This is interesting, thanks.IvanV wrote: ↑Fri Jun 18, 2021 2:33 pmI read about this Russian "rewilding" project a while ago. https://en.wikipedia.org/wiki/Pleistocene_Park I wondered what you thought about it. Is it bonkers? If it's not bonkers, is it being unfortunately limited by being underfunded? Or what?
To me, 16 sq km seems like a very small area given the vast land areas up there, and the typical large range needs, and often migratory habits, of large animals in such habitats. I was entertained to learn that some of the released creatures escaped from the reserve pretty quickly and are presumably populating the wider area, if they were able to survive.
It's a bit outside my area of (relative) expertise, but I think it's not totally bonkers. It's certainly plausible that large herbivores would have quite pronounced effects on habitat, and it's nice to see an experimental approach being taken in ecology. Trying to recreate ancient ecosystems is pretty tricky.
It is a small area. I'd expect there are issues with permissions to "release" herbivores, and adequate fencing is expensive. As you note, ungulates in North America, say, typically migrate over vast distances, so this early project won't be able to fully recreate that behaviour. But it'll certainly be interesting to see what happens
I think the idea of recreating mammoths is probably a bit bonkers, though. I'm no developmental biologist but mammoths don't have any particularly close living relatives, and I understand that things like in-utero environment are important for development (and learning in early life is very important for developing behaviours). Maybe it's a serious aspiration, maybe it was tacked on to get a bit more attention and/or funding.
For me, the idea of using domestic breeds (or breeds with specific conservation purposes) is pretty intriguing. Anthropogenic influence on the environment has been sufficiently huge that even areas that are largely depopulated now are not close to a "pristine wilderness" (i.e., what they'd look like under a counterfactual history where humans never existed). The herbivores and predators that create habitats are missing, the climate is changing rapidly, etc. So the choice is really between active management versus accepting the consequences of ancestral actions.

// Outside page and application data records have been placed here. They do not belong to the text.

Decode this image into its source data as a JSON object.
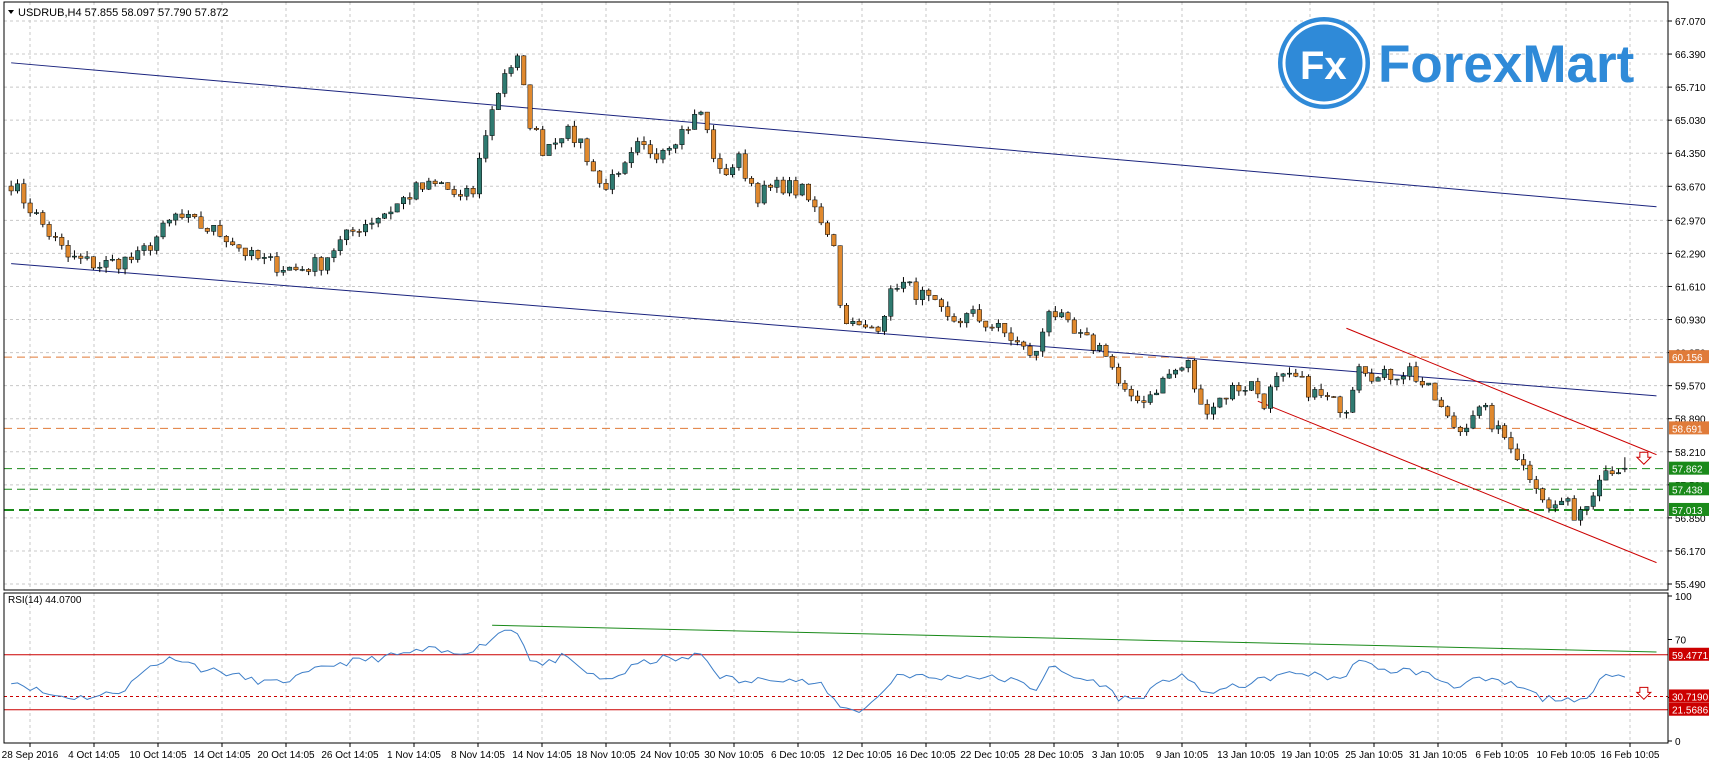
{
  "header": {
    "symbol_line": "USDRUB,H4  57.855 58.097 57.790 57.872",
    "rsi_line": "RSI(14) 44.0700"
  },
  "logo": {
    "badge": "Fx",
    "text": "ForexMart",
    "color": "#2f8ad8"
  },
  "colors": {
    "bull": "#2f7a70",
    "bear": "#e0892e",
    "channel": "#1a237e",
    "red_channel": "#cc0000",
    "grid": "#c8c8c8",
    "rsi_line": "#3d7ec8"
  },
  "chart_data": [
    {
      "type": "candlestick",
      "symbol": "USDRUB",
      "timeframe": "H4",
      "ohlc_last": {
        "open": 57.855,
        "high": 58.097,
        "low": 57.79,
        "close": 57.872
      },
      "ylim": [
        55.49,
        67.07
      ],
      "y_ticks": [
        "67.070",
        "66.390",
        "65.710",
        "65.030",
        "64.350",
        "63.670",
        "62.970",
        "62.290",
        "61.610",
        "60.930",
        "60.250",
        "59.570",
        "58.890",
        "58.210",
        "57.530",
        "56.850",
        "56.170",
        "55.490"
      ],
      "x_ticks": [
        "28 Sep 2016",
        "4 Oct 14:05",
        "10 Oct 14:05",
        "14 Oct 14:05",
        "20 Oct 14:05",
        "26 Oct 14:05",
        "1 Nov 14:05",
        "8 Nov 14:05",
        "14 Nov 14:05",
        "18 Nov 10:05",
        "24 Nov 10:05",
        "30 Nov 10:05",
        "6 Dec 10:05",
        "12 Dec 10:05",
        "16 Dec 10:05",
        "22 Dec 10:05",
        "28 Dec 10:05",
        "3 Jan 10:05",
        "9 Jan 10:05",
        "13 Jan 10:05",
        "19 Jan 10:05",
        "25 Jan 10:05",
        "31 Jan 10:05",
        "6 Feb 10:05",
        "10 Feb 10:05",
        "16 Feb 10:05"
      ],
      "price_levels": [
        {
          "label": "60.156",
          "value": 60.156,
          "color": "#e07b39",
          "style": "dashed"
        },
        {
          "label": "58.691",
          "value": 58.691,
          "color": "#e07b39",
          "style": "dashed"
        },
        {
          "label": "57.862",
          "value": 57.862,
          "color": "#1a8a1a",
          "style": "dashed"
        },
        {
          "label": "57.438",
          "value": 57.438,
          "color": "#1a8a1a",
          "style": "dashed"
        },
        {
          "label": "57.013",
          "value": 57.013,
          "color": "#1a8a1a",
          "style": "dashed-bold"
        }
      ],
      "trendlines": [
        {
          "name": "upper-channel",
          "from": [
            0,
            66.21
          ],
          "to": [
            260,
            63.25
          ]
        },
        {
          "name": "lower-channel",
          "from": [
            0,
            62.08
          ],
          "to": [
            260,
            59.36
          ]
        },
        {
          "name": "red-upper",
          "from": [
            211,
            60.75
          ],
          "to": [
            260,
            58.15
          ]
        },
        {
          "name": "red-lower",
          "from": [
            197,
            59.25
          ],
          "to": [
            260,
            55.93
          ]
        }
      ],
      "anchors": [
        [
          0,
          63.75
        ],
        [
          6,
          62.7
        ],
        [
          9,
          62.2
        ],
        [
          14,
          62.05
        ],
        [
          20,
          62.2
        ],
        [
          26,
          63.05
        ],
        [
          34,
          62.65
        ],
        [
          38,
          62.2
        ],
        [
          45,
          61.95
        ],
        [
          49,
          62.1
        ],
        [
          51,
          62.4
        ],
        [
          55,
          62.85
        ],
        [
          60,
          63.2
        ],
        [
          64,
          63.6
        ],
        [
          68,
          63.7
        ],
        [
          71,
          63.4
        ],
        [
          73,
          63.55
        ],
        [
          75,
          64.8
        ],
        [
          78,
          66.05
        ],
        [
          80,
          66.25
        ],
        [
          82,
          65.0
        ],
        [
          84,
          64.45
        ],
        [
          87,
          64.8
        ],
        [
          90,
          64.6
        ],
        [
          93,
          63.7
        ],
        [
          96,
          63.8
        ],
        [
          99,
          64.45
        ],
        [
          102,
          64.4
        ],
        [
          106,
          64.8
        ],
        [
          109,
          65.2
        ],
        [
          112,
          63.9
        ],
        [
          115,
          64.2
        ],
        [
          118,
          63.5
        ],
        [
          122,
          63.7
        ],
        [
          125,
          63.55
        ],
        [
          128,
          63.0
        ],
        [
          130,
          62.55
        ],
        [
          131,
          61.2
        ],
        [
          133,
          60.8
        ],
        [
          135,
          60.7
        ],
        [
          137,
          60.85
        ],
        [
          140,
          61.7
        ],
        [
          143,
          61.5
        ],
        [
          145,
          61.3
        ],
        [
          148,
          60.9
        ],
        [
          152,
          61.0
        ],
        [
          155,
          60.8
        ],
        [
          158,
          60.55
        ],
        [
          160,
          60.3
        ],
        [
          162,
          60.2
        ],
        [
          164,
          61.2
        ],
        [
          166,
          60.9
        ],
        [
          168,
          60.6
        ],
        [
          171,
          60.4
        ],
        [
          173,
          60.3
        ],
        [
          175,
          59.6
        ],
        [
          177,
          59.2
        ],
        [
          180,
          59.4
        ],
        [
          183,
          59.8
        ],
        [
          186,
          60.0
        ],
        [
          188,
          59.1
        ],
        [
          190,
          59.2
        ],
        [
          193,
          59.5
        ],
        [
          196,
          59.6
        ],
        [
          198,
          59.25
        ],
        [
          200,
          59.65
        ],
        [
          203,
          59.7
        ],
        [
          206,
          59.4
        ],
        [
          209,
          59.2
        ],
        [
          211,
          59.15
        ],
        [
          213,
          60.1
        ],
        [
          216,
          59.7
        ],
        [
          218,
          59.8
        ],
        [
          221,
          59.9
        ],
        [
          223,
          59.6
        ],
        [
          225,
          59.3
        ],
        [
          227,
          58.85
        ],
        [
          229,
          58.65
        ],
        [
          231,
          59.05
        ],
        [
          233,
          59.0
        ],
        [
          235,
          58.6
        ],
        [
          237,
          58.4
        ],
        [
          239,
          57.9
        ],
        [
          241,
          57.6
        ],
        [
          243,
          57.0
        ],
        [
          245,
          57.2
        ],
        [
          247,
          56.95
        ],
        [
          249,
          57.15
        ],
        [
          251,
          57.8
        ],
        [
          253,
          57.9
        ],
        [
          255,
          57.85
        ]
      ]
    },
    {
      "type": "line",
      "name": "RSI(14)",
      "current": 44.07,
      "ylim": [
        0,
        100
      ],
      "y_ticks": [
        "100",
        "70",
        "30",
        "0"
      ],
      "levels": [
        {
          "label": "59.4771",
          "value": 59.4771,
          "color": "#cc0000",
          "style": "solid"
        },
        {
          "label": "30.7190",
          "value": 30.719,
          "color": "#cc0000",
          "style": "dotted"
        },
        {
          "label": "21.5686",
          "value": 21.5686,
          "color": "#cc0000",
          "style": "solid"
        }
      ],
      "trendline": {
        "from": [
          76,
          79.8
        ],
        "to": [
          260,
          61.4
        ],
        "color": "#1a8a1a"
      },
      "anchors": [
        [
          0,
          42
        ],
        [
          6,
          32
        ],
        [
          10,
          30
        ],
        [
          14,
          31
        ],
        [
          18,
          36
        ],
        [
          22,
          52
        ],
        [
          26,
          58
        ],
        [
          30,
          50
        ],
        [
          34,
          47
        ],
        [
          38,
          42
        ],
        [
          42,
          40
        ],
        [
          46,
          45
        ],
        [
          50,
          52
        ],
        [
          54,
          55
        ],
        [
          58,
          57
        ],
        [
          62,
          60
        ],
        [
          66,
          63
        ],
        [
          70,
          60
        ],
        [
          74,
          65
        ],
        [
          78,
          77
        ],
        [
          80,
          76
        ],
        [
          82,
          57
        ],
        [
          84,
          52
        ],
        [
          87,
          58
        ],
        [
          90,
          50
        ],
        [
          93,
          42
        ],
        [
          96,
          45
        ],
        [
          99,
          53
        ],
        [
          103,
          57
        ],
        [
          106,
          56
        ],
        [
          109,
          60
        ],
        [
          112,
          45
        ],
        [
          116,
          40
        ],
        [
          120,
          44
        ],
        [
          124,
          42
        ],
        [
          128,
          38
        ],
        [
          130,
          28
        ],
        [
          132,
          22
        ],
        [
          134,
          21
        ],
        [
          137,
          30
        ],
        [
          140,
          46
        ],
        [
          143,
          45
        ],
        [
          146,
          43
        ],
        [
          150,
          45
        ],
        [
          154,
          44
        ],
        [
          158,
          42
        ],
        [
          162,
          36
        ],
        [
          164,
          52
        ],
        [
          166,
          47
        ],
        [
          168,
          44
        ],
        [
          172,
          40
        ],
        [
          175,
          30
        ],
        [
          178,
          29
        ],
        [
          182,
          40
        ],
        [
          185,
          47
        ],
        [
          188,
          33
        ],
        [
          192,
          36
        ],
        [
          196,
          40
        ],
        [
          200,
          45
        ],
        [
          204,
          47
        ],
        [
          208,
          44
        ],
        [
          211,
          44
        ],
        [
          213,
          58
        ],
        [
          216,
          48
        ],
        [
          220,
          49
        ],
        [
          223,
          47
        ],
        [
          226,
          42
        ],
        [
          228,
          38
        ],
        [
          231,
          42
        ],
        [
          234,
          41
        ],
        [
          237,
          39
        ],
        [
          240,
          34
        ],
        [
          242,
          29
        ],
        [
          244,
          30
        ],
        [
          247,
          26
        ],
        [
          249,
          28
        ],
        [
          251,
          45
        ],
        [
          253,
          47
        ],
        [
          255,
          44
        ]
      ]
    }
  ]
}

If we decide we'd like the tundra to look more like it did in the Pleistocene, using a mix of ancient and modern species with roughly the right phenotypes seems sensible enough. Given that the Arctic is experiencing the fastest rates of climate change, and will continue to do so, if there's something about these Pleistocene-style ecosystems that helps with ecological adaptation to change - for instance, by promoting nutrient cycling or habitat diversity - than crack on, I say.